A large part of defending firearms offences is educating the police and the courts on what the law on firearms actually is. In one case a black-powdered revolver owner was denied bail because neither the police officer, the Judge, nor the Crown knew that, under the firearms legislation, black-powdered revolver owners are not required to have the gun registered or licenced. In another case a man ordered a BB gun through the mail. The police intercepted it prior to delivery and determined it was a “replica” meaning that it was a prohibited weapon if its mussel velocity exceeded a certain speed or the BB could cause serious bodily harm. The man was released from jail after the Court finally conceded that the gun was not a replica.
If you are charged with a gun related offence, you need a lawyer experienced with both the Criminal Code and Firearms Act. Call Sam Goldstein Criminal Law Trials & Appeals. If you are a hunter or gun enthusiast and want to import or export a firearm, you need a lawyer who can assist you with the issues. If you are visiting Canada from Abroad and plan on a hunting vacation, you must understand that crossing into Canada with a concealed weapon is a minimum of three years in jail.
If you are a lawful gun owner and you have been denied a firearms licence due to a medical condition, then call Sam who can help you get back your licence.
Firearm and gun offences in Canada are treated seriously by the Courts. Whether you are charged with careless storage of a firearms under the Firearms Act or trafficking in firearms, or possession of a weapon, call Sam for a dedicated and experienced defence.
Serious Bodily Harm
To determine whether, for example, a BB gun could cause serious bodily harm the police shoot a projectile from the subject gun at a (dead) Pig’s eye to see if the projectile damages the eye. This test is known as the “Pigs’ Eye Test.” This test is widely accepted as determining whether a gun could cause serious bodily harm but there are defences to this test.
This Act is the Canadian regulatory law pertaining to the right to possess a firearm, means of transportation and offenses relating to the violation of this act. For the most part, Canadians are not allowed to carry a concealed firearm in public unless they are police officers.

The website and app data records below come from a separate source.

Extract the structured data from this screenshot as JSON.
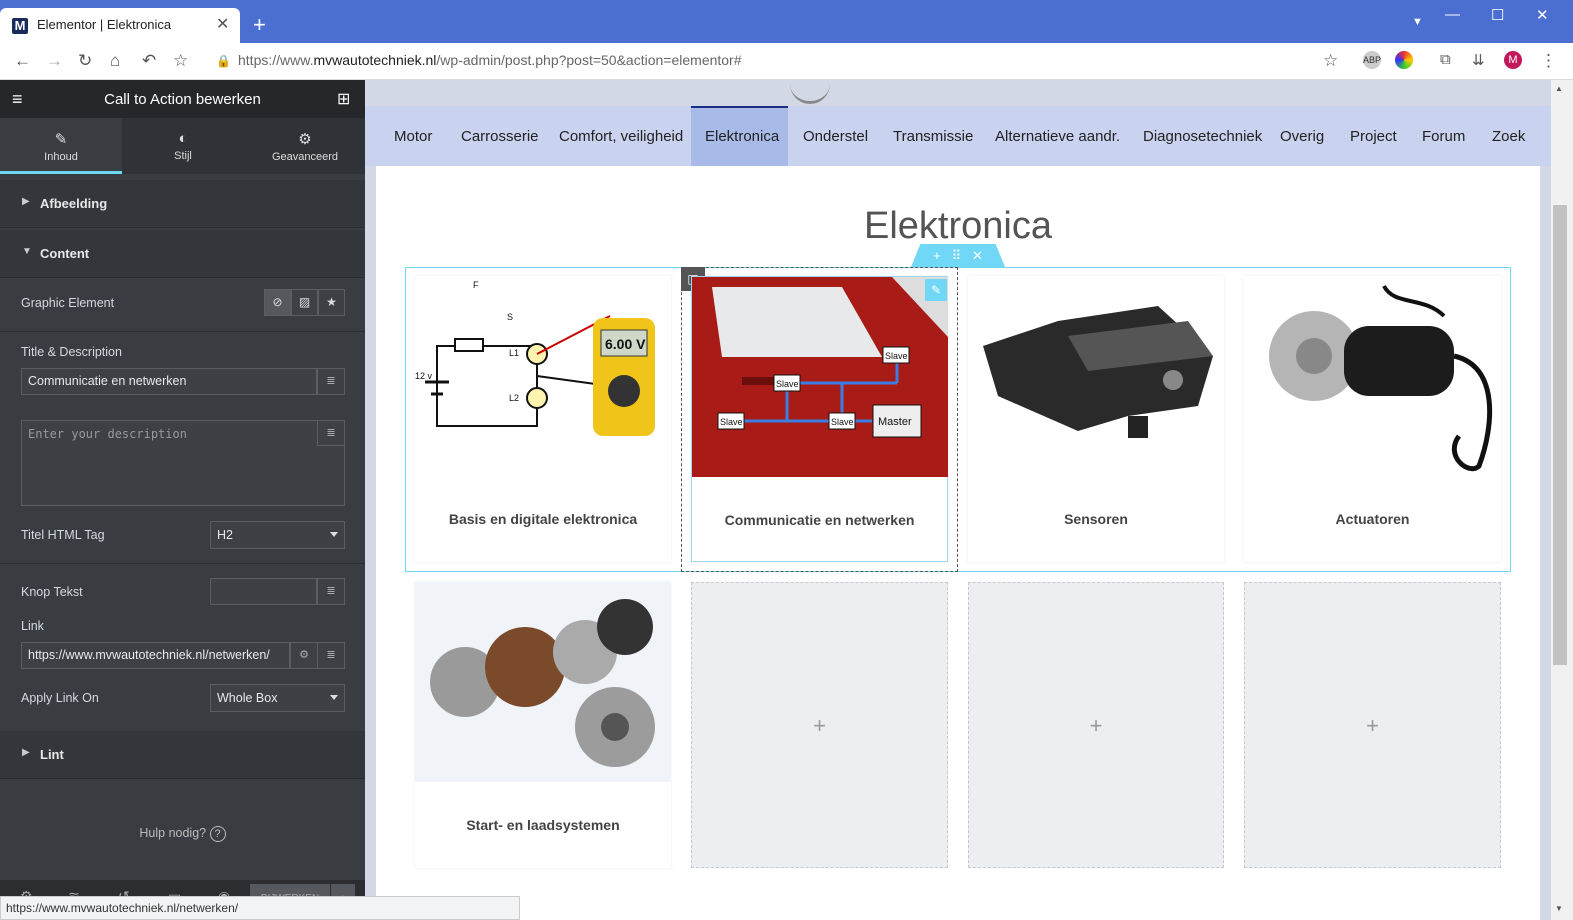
{
  "browser": {
    "tab_title": "Elementor | Elektronica",
    "favicon_letter": "M",
    "url_prefix": "https://www.",
    "url_domain": "mvwautotechniek.nl",
    "url_path": "/wp-admin/post.php?post=50&action=elementor#",
    "profile_initial": "M",
    "ext_abp": "ABP"
  },
  "panel": {
    "title": "Call to Action bewerken",
    "tabs": [
      {
        "label": "Inhoud"
      },
      {
        "label": "Stijl"
      },
      {
        "label": "Geavanceerd"
      }
    ],
    "sections": {
      "afbeelding": "Afbeelding",
      "content": "Content",
      "lint": "Lint"
    },
    "graphic_element_label": "Graphic Element",
    "title_desc_label": "Title & Description",
    "title_value": "Communicatie en netwerken",
    "description_placeholder": "Enter your description",
    "html_tag_label": "Titel HTML Tag",
    "html_tag_value": "H2",
    "button_text_label": "Knop Tekst",
    "button_text_value": "",
    "link_label": "Link",
    "link_value": "https://www.mvwautotechniek.nl/netwerken/",
    "apply_link_label": "Apply Link On",
    "apply_link_value": "Whole Box",
    "help_text": "Hulp nodig?",
    "update_button": "BIJWERKEN"
  },
  "site": {
    "menu": [
      "Motor",
      "Carrosserie",
      "Comfort, veiligheid",
      "Elektronica",
      "Onderstel",
      "Transmissie",
      "Alternatieve aandr.",
      "Diagnosetechniek",
      "Overig",
      "Project",
      "Forum",
      "Zoek"
    ],
    "page_title": "Elektronica",
    "cards": [
      {
        "caption": "Basis en digitale elektronica",
        "img_labels": {
          "meter": "6.00 V",
          "battery": "12 v",
          "f": "F",
          "s": "S",
          "l1": "L1",
          "l2": "L2"
        }
      },
      {
        "caption": "Communicatie en netwerken",
        "img_labels": {
          "slave": "Slave",
          "master": "Master"
        }
      },
      {
        "caption": "Sensoren"
      },
      {
        "caption": "Actuatoren"
      },
      {
        "caption": "Start- en laadsystemen"
      }
    ],
    "empty_placeholder": "+"
  },
  "status_url": "https://www.mvwautotechniek.nl/netwerken/"
}
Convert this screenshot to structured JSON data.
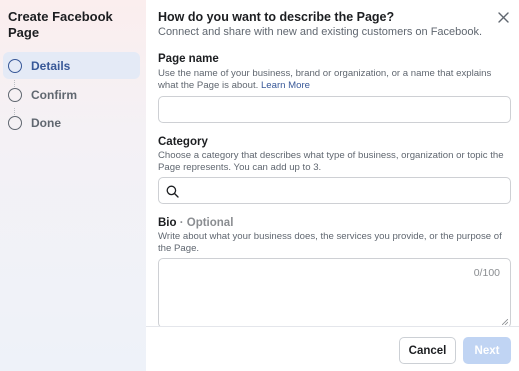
{
  "sidebar": {
    "title": "Create Facebook Page",
    "steps": [
      {
        "label": "Details",
        "active": true
      },
      {
        "label": "Confirm",
        "active": false
      },
      {
        "label": "Done",
        "active": false
      }
    ]
  },
  "header": {
    "title": "How do you want to describe the Page?",
    "subtitle": "Connect and share with new and existing customers on Facebook."
  },
  "fields": {
    "page_name": {
      "label": "Page name",
      "help": "Use the name of your business, brand or organization, or a name that explains what the Page is about.",
      "link": "Learn More",
      "value": ""
    },
    "category": {
      "label": "Category",
      "help": "Choose a category that describes what type of business, organization or topic the Page represents. You can add up to 3.",
      "value": ""
    },
    "bio": {
      "label": "Bio",
      "optional": "· Optional",
      "help": "Write about what your business does, the services you provide, or the purpose of the Page.",
      "counter": "0/100",
      "value": ""
    }
  },
  "footer": {
    "cancel": "Cancel",
    "next": "Next"
  },
  "colors": {
    "accent": "#385898",
    "next_disabled": "#c0d4f3",
    "border": "#ced0d4"
  },
  "icons": {
    "close": "close-icon",
    "search": "search-icon",
    "step": "step-circle-icon"
  }
}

Members of the Canadian Forces (Military) can only carry and use their weapons in public during war time or for special ceremonies. Canadian citizens can legally possess registered firearms of any class (non-restricted, restricted & prohibited) within their homes as long as the permit allows for it.
Part III of the Criminal Code deals with firearms and weapons offences. It criminalizes many of the regulatory infractions contained in the Firearms Act.
There are some items such as “firearms” and a list of other illegal objects including brass knuckles or cross bows that will always meet the definition of a weapon in law. Other items, such as a pocket knife or hunting knife require that the item be, “used, designed to be used or intended for use in causing death or injury to any person or for the purpose of threatening or intimidating any person” to meet the definition of a weapon. The Crown Attorney must prove that the item meets this definition or fall within a list of prohibited weapons in order to establish that the item is a weapon.